Be kind in deed

There are so many ways to be kind in our actions towards others. We can buy a Subway foot long sandwich and give a half to two homeless people. We can buy mega-packs of energy bars at the big-box stores and a giant bag of dog food—pack small baggies with 2-3 energy bars and small baggies with dog food and keep them in our car. When we see a homeless person on the street corner, hand him or her a bag of energy bars. If the person has a dog, give a baggie of dogfood. Likewise, buy 25 tube socks, gloves, rain ponchos, toothpaste, toothbrushes and keep them in a big bag in the car. Give things out to homeless people. Give a donation to organizations helping the abused heal, helping the handicapped, helping animals. On my website (sandrajeffs.com) I have a list of 30 ideas for ways to be kind. You can also go to this website (https://www.randomactsofkindness.org/kindness-ideas) to get an extensive list of ideas.

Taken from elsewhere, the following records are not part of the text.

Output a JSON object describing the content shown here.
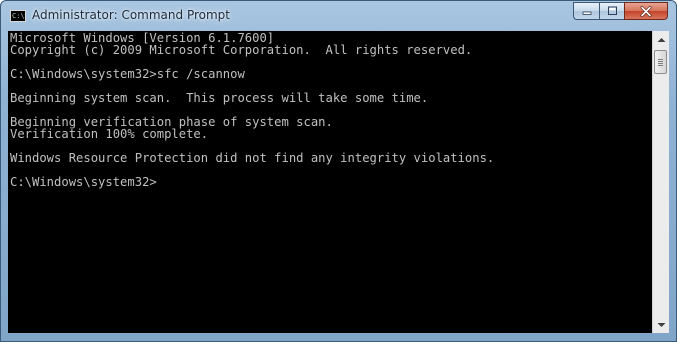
{
  "window": {
    "title": "Administrator: Command Prompt",
    "app_icon_text": "C:\\",
    "icon": "cmd-icon"
  },
  "caption_buttons": {
    "minimize_icon": "minimize-icon",
    "maximize_icon": "maximize-icon",
    "close_icon": "close-icon"
  },
  "console": {
    "lines": [
      "Microsoft Windows [Version 6.1.7600]",
      "Copyright (c) 2009 Microsoft Corporation.  All rights reserved.",
      "",
      "C:\\Windows\\system32>sfc /scannow",
      "",
      "Beginning system scan.  This process will take some time.",
      "",
      "Beginning verification phase of system scan.",
      "Verification 100% complete.",
      "",
      "Windows Resource Protection did not find any integrity violations.",
      "",
      "C:\\Windows\\system32>"
    ]
  },
  "colors": {
    "console_background": "#000000",
    "console_text": "#c0c0c0"
  },
  "scrollbar": {
    "up_icon": "scroll-up-arrow-icon",
    "down_icon": "scroll-down-arrow-icon"
  }
}
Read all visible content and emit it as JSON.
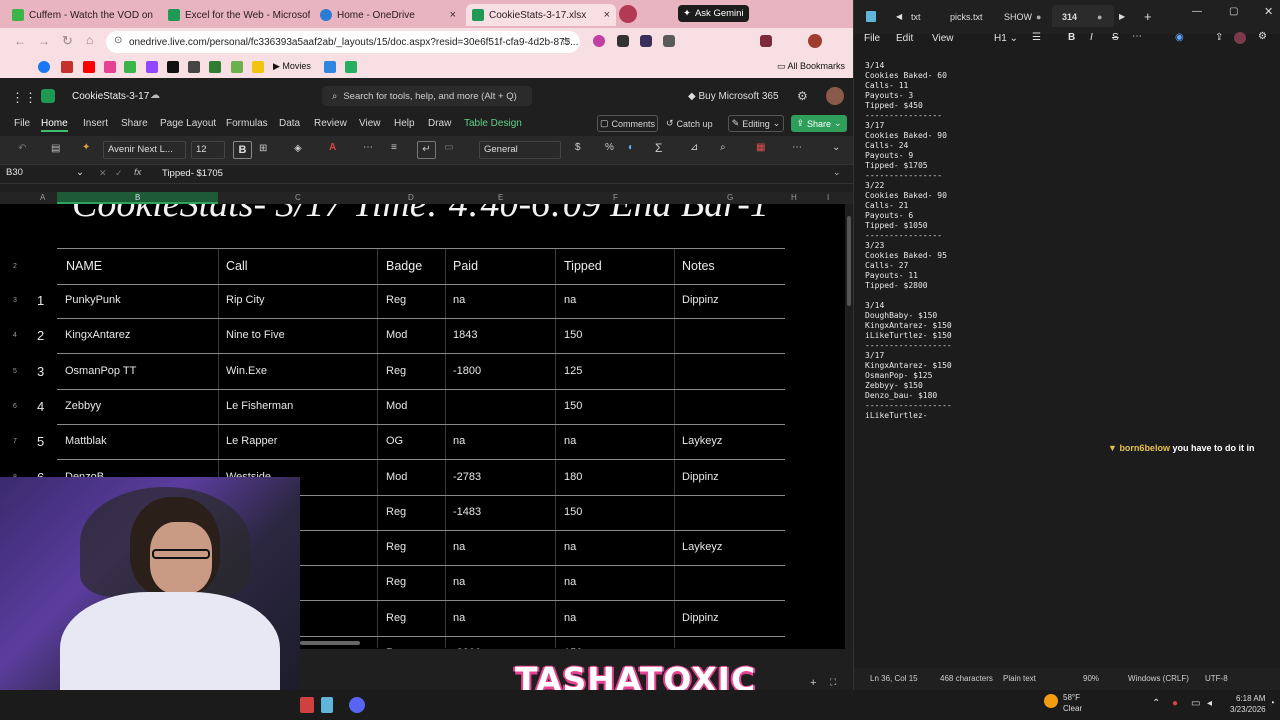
{
  "browser": {
    "tabs": [
      {
        "label": "Cuffem - Watch the VOD on",
        "color": "#3bb54a"
      },
      {
        "label": "Excel for the Web - Microsoft",
        "color": "#1f9a55"
      },
      {
        "label": "Home - OneDrive",
        "color": "#2b7cd3"
      },
      {
        "label": "CookieStats-3-17.xlsx",
        "color": "#1f9a55"
      }
    ],
    "ask_gemini": "Ask Gemini",
    "url": "onedrive.live.com/personal/fc336393a5aaf2ab/_layouts/15/doc.aspx?resid=30e6f51f-cfa9-4d2b-875...",
    "bookmarks_movies": "Movies",
    "all_bookmarks": "All Bookmarks"
  },
  "excel": {
    "file_name": "CookieStats-3-17",
    "search_placeholder": "Search for tools, help, and more (Alt + Q)",
    "buy": "Buy Microsoft 365",
    "ribbon_tabs": [
      "File",
      "Home",
      "Insert",
      "Share",
      "Page Layout",
      "Formulas",
      "Data",
      "Review",
      "View",
      "Help",
      "Draw",
      "Table Design"
    ],
    "comments": "Comments",
    "catch_up": "Catch up",
    "editing": "Editing",
    "share": "Share",
    "font_name": "Avenir Next L...",
    "font_size": "12",
    "number_format": "General",
    "name_box": "B30",
    "formula_value": "Tipped- $1705",
    "fx": "fx",
    "columns": [
      "A",
      "B",
      "C",
      "D",
      "E",
      "F",
      "G",
      "H",
      "I"
    ],
    "title": "CookieStats- 3/17 Time: 4:40-6:09 End Bar-1",
    "headers": [
      "NAME",
      "Call",
      "Badge",
      "Paid",
      "Tipped",
      "Notes"
    ],
    "rows": [
      {
        "row": "3",
        "num": "1",
        "name": "PunkyPunk",
        "call": "Rip City",
        "badge": "Reg",
        "paid": "na",
        "tipped": "na",
        "notes": "Dippinz"
      },
      {
        "row": "4",
        "num": "2",
        "name": "KingxAntarez",
        "call": "Nine to Five",
        "badge": "Mod",
        "paid": "1843",
        "tipped": "150",
        "notes": ""
      },
      {
        "row": "5",
        "num": "3",
        "name": "OsmanPop TT",
        "call": "Win.Exe",
        "badge": "Reg",
        "paid": "-1800",
        "tipped": "125",
        "notes": ""
      },
      {
        "row": "6",
        "num": "4",
        "name": "Zebbyy",
        "call": "Le Fisherman",
        "badge": "Mod",
        "paid": "",
        "tipped": "150",
        "notes": ""
      },
      {
        "row": "7",
        "num": "5",
        "name": "Mattblak",
        "call": "Le Rapper",
        "badge": "OG",
        "paid": "na",
        "tipped": "na",
        "notes": "Laykeyz"
      },
      {
        "row": "8",
        "num": "6",
        "name": "DenzoB",
        "call": "Westside",
        "badge": "Mod",
        "paid": "-2783",
        "tipped": "180",
        "notes": "Dippinz"
      },
      {
        "row": "9",
        "num": "",
        "name": "",
        "call": "",
        "badge": "Reg",
        "paid": "-1483",
        "tipped": "150",
        "notes": ""
      },
      {
        "row": "10",
        "num": "",
        "name": "",
        "call": "",
        "badge": "Reg",
        "paid": "na",
        "tipped": "na",
        "notes": "Laykeyz"
      },
      {
        "row": "11",
        "num": "",
        "name": "",
        "call": "",
        "badge": "Reg",
        "paid": "na",
        "tipped": "na",
        "notes": ""
      },
      {
        "row": "12",
        "num": "",
        "name": "",
        "call": "rge",
        "badge": "Reg",
        "paid": "na",
        "tipped": "na",
        "notes": "Dippinz"
      },
      {
        "row": "13",
        "num": "",
        "name": "",
        "call": "",
        "badge": "Reg",
        "paid": "-2300",
        "tipped": "150",
        "notes": ""
      }
    ]
  },
  "notepad": {
    "tabs": [
      "txt",
      "picks.txt",
      "SHOW",
      "314"
    ],
    "menu": [
      "File",
      "Edit",
      "View"
    ],
    "heading": "H1",
    "text": "3/14\nCookies Baked- 60\nCalls- 11\nPayouts- 3\nTipped- $450\n----------------\n3/17\nCookies Baked- 90\nCalls- 24\nPayouts- 9\nTipped- $1705\n----------------\n3/22\nCookies Baked- 90\nCalls- 21\nPayouts- 6\nTipped- $1050\n----------------\n3/23\nCookies Baked- 95\nCalls- 27\nPayouts- 11\nTipped- $2800\n\n3/14\nDoughBaby- $150\nKingxAntarez- $150\niLikeTurtlez- $150\n------------------\n3/17\nKingxAntarez- $150\nOsmanPop- $125\nZebbyy- $150\nDenzo_bau- $180\n------------------\niLikeTurtlez-",
    "status": {
      "pos": "Ln 36, Col 15",
      "chars": "468 characters",
      "type": "Plain text",
      "zoom": "90%",
      "eol": "Windows (CRLF)",
      "enc": "UTF-8"
    }
  },
  "chat": {
    "user": "born6below",
    "message": "you have to do it in"
  },
  "overlay": {
    "brand": "TASHATOXIC"
  },
  "taskbar": {
    "temp": "58°F",
    "weather": "Clear",
    "time": "6:18 AM",
    "date": "3/23/2026"
  }
}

A story of one man’s kindness

A man drove around waving and smiling at people on the street. His finance asked him if he knew all these people he was waving at. He replied that he didn’t but he smiled and waved at them because he had read that many people who had tried and failed to commit suicide said that if just one person had smiled or waved at them, maybe they wouldn’t have tried to harm themselves. So he said, “I’m trying to save a life today.”

This is an action that costs us nothing to do and maybe it will save another person’s life. Give it a go. What if parents started a Kindness Practice with their entire family. Children are included in doing 5 acts of kindness each day and the family debriefs each night around the dinner table? What kind of a difference would it make?  We could form a group of friends doing a Kindness Practice, a group of co-workers, a company.

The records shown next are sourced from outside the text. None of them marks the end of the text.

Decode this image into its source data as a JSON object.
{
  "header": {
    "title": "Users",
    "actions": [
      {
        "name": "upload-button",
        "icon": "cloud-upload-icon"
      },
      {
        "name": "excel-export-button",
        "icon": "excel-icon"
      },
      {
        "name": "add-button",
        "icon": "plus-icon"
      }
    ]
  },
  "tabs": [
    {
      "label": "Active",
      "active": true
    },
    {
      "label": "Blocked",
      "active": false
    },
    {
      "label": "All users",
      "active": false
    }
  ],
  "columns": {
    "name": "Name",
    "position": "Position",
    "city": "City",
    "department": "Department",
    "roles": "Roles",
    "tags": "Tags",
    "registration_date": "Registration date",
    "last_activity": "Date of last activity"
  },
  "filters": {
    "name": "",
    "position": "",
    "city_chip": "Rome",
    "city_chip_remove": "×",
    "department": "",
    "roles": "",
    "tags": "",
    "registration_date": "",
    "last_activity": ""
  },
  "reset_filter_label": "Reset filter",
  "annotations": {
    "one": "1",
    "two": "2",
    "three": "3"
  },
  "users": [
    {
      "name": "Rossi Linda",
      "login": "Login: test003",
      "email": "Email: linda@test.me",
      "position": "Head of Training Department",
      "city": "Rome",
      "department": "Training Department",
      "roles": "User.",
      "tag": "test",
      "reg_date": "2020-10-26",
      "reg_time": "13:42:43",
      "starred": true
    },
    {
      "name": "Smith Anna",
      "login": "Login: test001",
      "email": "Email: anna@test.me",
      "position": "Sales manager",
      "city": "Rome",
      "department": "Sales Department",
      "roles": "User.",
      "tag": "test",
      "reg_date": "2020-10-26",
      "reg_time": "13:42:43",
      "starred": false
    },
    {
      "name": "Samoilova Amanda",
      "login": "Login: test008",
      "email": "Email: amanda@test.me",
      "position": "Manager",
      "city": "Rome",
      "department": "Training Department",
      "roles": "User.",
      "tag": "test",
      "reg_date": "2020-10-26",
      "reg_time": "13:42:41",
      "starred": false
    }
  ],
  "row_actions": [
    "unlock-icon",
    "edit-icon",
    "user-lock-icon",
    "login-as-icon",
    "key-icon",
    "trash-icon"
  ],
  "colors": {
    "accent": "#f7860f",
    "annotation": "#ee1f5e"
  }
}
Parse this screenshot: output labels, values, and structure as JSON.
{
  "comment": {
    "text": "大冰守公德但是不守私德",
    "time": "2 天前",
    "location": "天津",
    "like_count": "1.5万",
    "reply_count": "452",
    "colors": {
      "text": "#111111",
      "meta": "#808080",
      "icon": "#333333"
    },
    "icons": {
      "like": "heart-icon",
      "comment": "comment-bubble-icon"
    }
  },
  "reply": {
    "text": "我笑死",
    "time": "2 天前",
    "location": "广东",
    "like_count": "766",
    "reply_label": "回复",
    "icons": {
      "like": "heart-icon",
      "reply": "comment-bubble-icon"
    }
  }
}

Another story of a community’s kindness

“In this African tribe, when someone does something wrong, they take the person to the center of the village where the tribe surrounds him and for 2 days say all the good he has done. The tribe believes each person is good but sometimes people make mistakes, which are really a cry for help. They unite to reconnect him with his good nature.”https://www.instagram.com/p/BAWBumSlPTr/

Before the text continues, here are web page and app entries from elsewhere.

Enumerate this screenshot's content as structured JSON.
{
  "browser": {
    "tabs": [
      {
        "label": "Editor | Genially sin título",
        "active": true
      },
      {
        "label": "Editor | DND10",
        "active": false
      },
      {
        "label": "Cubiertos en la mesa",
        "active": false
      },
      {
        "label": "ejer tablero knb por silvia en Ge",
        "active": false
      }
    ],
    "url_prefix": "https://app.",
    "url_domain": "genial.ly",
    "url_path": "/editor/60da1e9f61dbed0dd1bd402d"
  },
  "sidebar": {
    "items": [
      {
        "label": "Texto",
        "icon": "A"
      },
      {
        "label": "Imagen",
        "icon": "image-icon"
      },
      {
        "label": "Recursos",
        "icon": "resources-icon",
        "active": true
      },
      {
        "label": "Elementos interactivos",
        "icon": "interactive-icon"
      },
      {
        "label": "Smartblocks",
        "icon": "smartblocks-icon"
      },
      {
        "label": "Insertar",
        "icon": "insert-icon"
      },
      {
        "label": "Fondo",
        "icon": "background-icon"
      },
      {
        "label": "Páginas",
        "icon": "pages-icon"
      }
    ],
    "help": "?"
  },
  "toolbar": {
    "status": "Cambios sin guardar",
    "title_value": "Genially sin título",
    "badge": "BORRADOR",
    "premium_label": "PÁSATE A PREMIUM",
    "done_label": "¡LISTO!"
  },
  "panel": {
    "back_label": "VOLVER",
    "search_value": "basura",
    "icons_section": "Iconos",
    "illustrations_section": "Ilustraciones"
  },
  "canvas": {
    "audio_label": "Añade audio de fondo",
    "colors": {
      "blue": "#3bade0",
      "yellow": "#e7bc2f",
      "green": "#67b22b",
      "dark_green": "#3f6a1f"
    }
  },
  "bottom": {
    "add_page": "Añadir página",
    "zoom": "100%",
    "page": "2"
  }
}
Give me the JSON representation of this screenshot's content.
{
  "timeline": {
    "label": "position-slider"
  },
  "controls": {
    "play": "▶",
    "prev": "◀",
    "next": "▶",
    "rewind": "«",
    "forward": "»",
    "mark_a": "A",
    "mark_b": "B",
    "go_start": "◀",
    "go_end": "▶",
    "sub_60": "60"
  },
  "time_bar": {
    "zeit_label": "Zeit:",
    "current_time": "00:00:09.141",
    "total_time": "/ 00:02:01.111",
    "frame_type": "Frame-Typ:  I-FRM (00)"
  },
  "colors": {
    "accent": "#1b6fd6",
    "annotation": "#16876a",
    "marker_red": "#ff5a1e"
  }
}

What if we began to do this here? What if parents did this with their children—called the grandparents, aunts, uncles, etc. and reminded the child of their basic good nature?

What if preschools used this to correct behavior problems, if elementary schools, middle schools, and high schools used it.

Would rapists, murderers, molesters be eliminated from society? What would happen to the overcrowded jails if people actualized their own goodness? Would we need to find different jobs for the corrections officers in prisons and jails, for police people? Would companies providing security need to find new business models?

I’d say, “Please, God, make it so,” but I think God has always wanted this and is waiting for US to make it happen.

If you think that you are only one person and what you do won’t make a difference, think again. Gandhi was one person who made a huge difference, so was Nelson Mandela, so was Sister Theresa, so was Jesus and so was Buddha. You are one person in seven billion. One person can make a difference to one other person spreading to two more and exponentially spreading to everyone. It has to begin with each person making a choice to be kind in every way possible. Even if it is difficult to believe it will make a difference in the world --

                                             believe it will make a difference in you. Do it for you.

 

Go to sandrajeffs.com to read my blog (http://sandrajeffs.com/blogs/news) on the “Kindness Practice” and take the Pledge to do a 30-day (or more) “Kindness Practice.”

My book: Finding Home: Healing from Abuse is available at Amazon http://www.amazon.com/s/ref=nb_sb_noss_2?url=search-alias%3Dstripbooks&field-keywords=Finding+Home%3A+Healing+from+Abuse OR SandraJeffs.com